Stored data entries

↓

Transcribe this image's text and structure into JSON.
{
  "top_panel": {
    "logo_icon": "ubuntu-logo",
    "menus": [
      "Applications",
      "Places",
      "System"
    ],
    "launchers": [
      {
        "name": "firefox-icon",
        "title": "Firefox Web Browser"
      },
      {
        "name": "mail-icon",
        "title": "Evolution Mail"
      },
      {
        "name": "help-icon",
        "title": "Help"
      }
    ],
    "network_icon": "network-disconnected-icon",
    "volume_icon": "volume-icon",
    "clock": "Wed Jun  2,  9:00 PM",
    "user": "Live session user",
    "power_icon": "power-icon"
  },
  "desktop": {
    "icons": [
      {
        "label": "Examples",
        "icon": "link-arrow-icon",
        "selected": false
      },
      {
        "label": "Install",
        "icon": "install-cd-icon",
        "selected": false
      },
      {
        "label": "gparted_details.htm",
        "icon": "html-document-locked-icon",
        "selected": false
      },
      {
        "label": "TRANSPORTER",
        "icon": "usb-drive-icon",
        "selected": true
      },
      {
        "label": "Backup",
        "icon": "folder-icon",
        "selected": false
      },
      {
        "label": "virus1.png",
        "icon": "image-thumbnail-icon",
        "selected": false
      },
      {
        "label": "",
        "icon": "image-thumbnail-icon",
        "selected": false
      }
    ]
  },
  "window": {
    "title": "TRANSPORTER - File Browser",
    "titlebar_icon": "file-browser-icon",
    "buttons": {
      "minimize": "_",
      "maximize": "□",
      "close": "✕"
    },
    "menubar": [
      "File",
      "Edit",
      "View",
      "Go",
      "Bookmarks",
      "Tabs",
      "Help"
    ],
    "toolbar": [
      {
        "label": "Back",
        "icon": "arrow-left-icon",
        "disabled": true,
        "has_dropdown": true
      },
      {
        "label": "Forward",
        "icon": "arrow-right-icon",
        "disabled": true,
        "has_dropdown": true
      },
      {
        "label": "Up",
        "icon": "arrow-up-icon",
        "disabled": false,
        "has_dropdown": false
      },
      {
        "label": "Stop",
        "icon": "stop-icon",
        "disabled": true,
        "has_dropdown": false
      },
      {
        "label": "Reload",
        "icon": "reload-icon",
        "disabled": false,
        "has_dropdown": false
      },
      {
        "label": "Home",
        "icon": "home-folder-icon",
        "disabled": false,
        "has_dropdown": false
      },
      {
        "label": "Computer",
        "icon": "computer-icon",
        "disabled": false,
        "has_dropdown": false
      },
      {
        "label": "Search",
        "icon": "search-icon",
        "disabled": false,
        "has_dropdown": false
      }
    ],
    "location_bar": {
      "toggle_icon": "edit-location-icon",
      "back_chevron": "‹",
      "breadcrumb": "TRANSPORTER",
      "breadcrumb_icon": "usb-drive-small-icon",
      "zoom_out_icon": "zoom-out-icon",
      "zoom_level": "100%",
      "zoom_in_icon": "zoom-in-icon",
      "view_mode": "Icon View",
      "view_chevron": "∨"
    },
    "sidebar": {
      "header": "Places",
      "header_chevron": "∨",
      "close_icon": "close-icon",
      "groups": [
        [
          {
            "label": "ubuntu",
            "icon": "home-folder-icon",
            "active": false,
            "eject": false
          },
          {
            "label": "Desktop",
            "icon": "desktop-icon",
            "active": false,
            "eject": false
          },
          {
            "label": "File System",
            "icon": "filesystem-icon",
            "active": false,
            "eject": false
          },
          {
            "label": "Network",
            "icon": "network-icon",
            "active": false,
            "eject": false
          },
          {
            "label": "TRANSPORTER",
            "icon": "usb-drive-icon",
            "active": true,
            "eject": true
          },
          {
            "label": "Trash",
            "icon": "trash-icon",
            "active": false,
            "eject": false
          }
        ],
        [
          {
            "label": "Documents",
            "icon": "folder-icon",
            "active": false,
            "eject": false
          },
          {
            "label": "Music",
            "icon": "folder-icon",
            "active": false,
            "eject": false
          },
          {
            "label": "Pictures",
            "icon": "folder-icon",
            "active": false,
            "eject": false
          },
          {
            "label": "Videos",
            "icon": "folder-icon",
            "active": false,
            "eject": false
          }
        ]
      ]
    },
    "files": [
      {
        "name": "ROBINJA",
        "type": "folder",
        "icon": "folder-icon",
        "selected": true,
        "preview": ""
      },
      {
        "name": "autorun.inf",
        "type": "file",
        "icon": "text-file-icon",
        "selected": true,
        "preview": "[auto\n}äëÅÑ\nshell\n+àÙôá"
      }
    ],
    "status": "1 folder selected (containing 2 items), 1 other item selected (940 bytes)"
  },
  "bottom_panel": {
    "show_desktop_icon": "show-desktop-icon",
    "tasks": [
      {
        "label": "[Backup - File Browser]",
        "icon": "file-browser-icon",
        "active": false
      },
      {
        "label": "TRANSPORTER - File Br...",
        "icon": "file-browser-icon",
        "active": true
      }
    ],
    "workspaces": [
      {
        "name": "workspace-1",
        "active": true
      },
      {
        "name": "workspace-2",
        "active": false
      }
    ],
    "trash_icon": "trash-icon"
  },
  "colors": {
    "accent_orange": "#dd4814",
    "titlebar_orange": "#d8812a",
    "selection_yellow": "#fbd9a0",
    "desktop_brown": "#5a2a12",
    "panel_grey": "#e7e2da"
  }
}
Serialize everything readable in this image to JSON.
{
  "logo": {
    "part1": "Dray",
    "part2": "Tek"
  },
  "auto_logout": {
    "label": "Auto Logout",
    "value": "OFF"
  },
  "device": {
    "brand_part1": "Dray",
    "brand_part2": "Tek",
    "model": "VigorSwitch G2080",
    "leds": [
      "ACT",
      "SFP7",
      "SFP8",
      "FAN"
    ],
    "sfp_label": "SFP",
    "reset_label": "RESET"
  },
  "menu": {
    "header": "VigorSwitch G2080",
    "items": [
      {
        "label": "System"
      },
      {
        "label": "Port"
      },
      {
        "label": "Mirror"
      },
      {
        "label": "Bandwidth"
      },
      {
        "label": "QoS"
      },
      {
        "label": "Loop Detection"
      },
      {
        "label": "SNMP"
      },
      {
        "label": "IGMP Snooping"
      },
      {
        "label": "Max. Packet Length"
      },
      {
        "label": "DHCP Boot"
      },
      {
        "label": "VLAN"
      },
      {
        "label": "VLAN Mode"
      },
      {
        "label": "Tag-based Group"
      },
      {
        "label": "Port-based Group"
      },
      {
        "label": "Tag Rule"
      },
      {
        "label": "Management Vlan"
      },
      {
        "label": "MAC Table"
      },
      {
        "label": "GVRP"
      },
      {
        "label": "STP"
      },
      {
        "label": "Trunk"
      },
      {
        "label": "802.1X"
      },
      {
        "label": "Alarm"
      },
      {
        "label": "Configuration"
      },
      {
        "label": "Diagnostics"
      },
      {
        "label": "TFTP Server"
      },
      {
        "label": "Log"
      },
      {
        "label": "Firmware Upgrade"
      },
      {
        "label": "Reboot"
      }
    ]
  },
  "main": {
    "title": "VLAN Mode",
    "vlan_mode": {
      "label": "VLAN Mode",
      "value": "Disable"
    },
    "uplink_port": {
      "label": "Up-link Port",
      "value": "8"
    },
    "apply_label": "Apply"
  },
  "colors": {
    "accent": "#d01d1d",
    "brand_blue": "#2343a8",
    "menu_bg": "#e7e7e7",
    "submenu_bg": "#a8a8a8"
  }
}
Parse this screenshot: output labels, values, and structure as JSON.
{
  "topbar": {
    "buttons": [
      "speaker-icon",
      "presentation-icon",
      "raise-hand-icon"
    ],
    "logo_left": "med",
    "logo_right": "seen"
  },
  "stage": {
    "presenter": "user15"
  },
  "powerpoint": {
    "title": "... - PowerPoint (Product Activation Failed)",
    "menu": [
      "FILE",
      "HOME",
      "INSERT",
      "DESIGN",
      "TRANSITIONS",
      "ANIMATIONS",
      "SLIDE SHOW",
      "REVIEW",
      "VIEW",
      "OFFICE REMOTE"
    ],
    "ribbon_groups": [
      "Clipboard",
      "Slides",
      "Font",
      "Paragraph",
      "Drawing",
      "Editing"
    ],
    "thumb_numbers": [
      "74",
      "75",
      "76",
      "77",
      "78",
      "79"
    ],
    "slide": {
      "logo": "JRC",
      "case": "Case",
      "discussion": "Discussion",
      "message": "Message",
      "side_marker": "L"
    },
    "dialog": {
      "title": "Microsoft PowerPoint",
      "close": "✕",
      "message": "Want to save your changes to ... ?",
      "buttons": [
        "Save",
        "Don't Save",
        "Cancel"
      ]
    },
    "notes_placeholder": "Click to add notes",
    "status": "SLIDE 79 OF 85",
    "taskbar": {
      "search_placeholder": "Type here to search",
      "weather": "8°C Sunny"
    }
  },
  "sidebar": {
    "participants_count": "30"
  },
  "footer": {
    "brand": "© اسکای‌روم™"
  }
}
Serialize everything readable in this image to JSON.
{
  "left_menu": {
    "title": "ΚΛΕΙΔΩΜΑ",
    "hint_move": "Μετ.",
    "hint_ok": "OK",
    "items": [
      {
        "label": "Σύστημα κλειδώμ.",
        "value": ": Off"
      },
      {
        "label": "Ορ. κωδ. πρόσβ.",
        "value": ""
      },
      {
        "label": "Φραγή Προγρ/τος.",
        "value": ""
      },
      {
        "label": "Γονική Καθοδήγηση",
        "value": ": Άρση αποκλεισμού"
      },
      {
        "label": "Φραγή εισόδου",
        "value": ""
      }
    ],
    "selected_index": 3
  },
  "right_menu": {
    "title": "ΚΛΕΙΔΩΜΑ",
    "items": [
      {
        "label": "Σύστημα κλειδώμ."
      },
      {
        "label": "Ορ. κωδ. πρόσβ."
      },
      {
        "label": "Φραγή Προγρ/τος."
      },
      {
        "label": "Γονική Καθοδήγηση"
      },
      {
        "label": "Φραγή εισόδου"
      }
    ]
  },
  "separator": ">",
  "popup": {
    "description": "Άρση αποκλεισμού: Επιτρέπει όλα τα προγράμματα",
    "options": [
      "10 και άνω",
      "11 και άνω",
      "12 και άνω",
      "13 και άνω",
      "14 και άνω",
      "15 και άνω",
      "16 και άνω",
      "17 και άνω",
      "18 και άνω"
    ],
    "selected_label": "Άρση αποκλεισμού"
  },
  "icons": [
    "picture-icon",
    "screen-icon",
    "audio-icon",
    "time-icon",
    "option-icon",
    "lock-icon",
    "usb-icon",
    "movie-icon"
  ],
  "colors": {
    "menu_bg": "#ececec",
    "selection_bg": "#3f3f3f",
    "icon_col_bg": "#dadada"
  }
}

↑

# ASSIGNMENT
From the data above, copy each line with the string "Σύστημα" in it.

# TASK OUTPUT
        "label": "Σύστημα κλειδώμ.",
        "label": "Σύστημα κλειδώμ."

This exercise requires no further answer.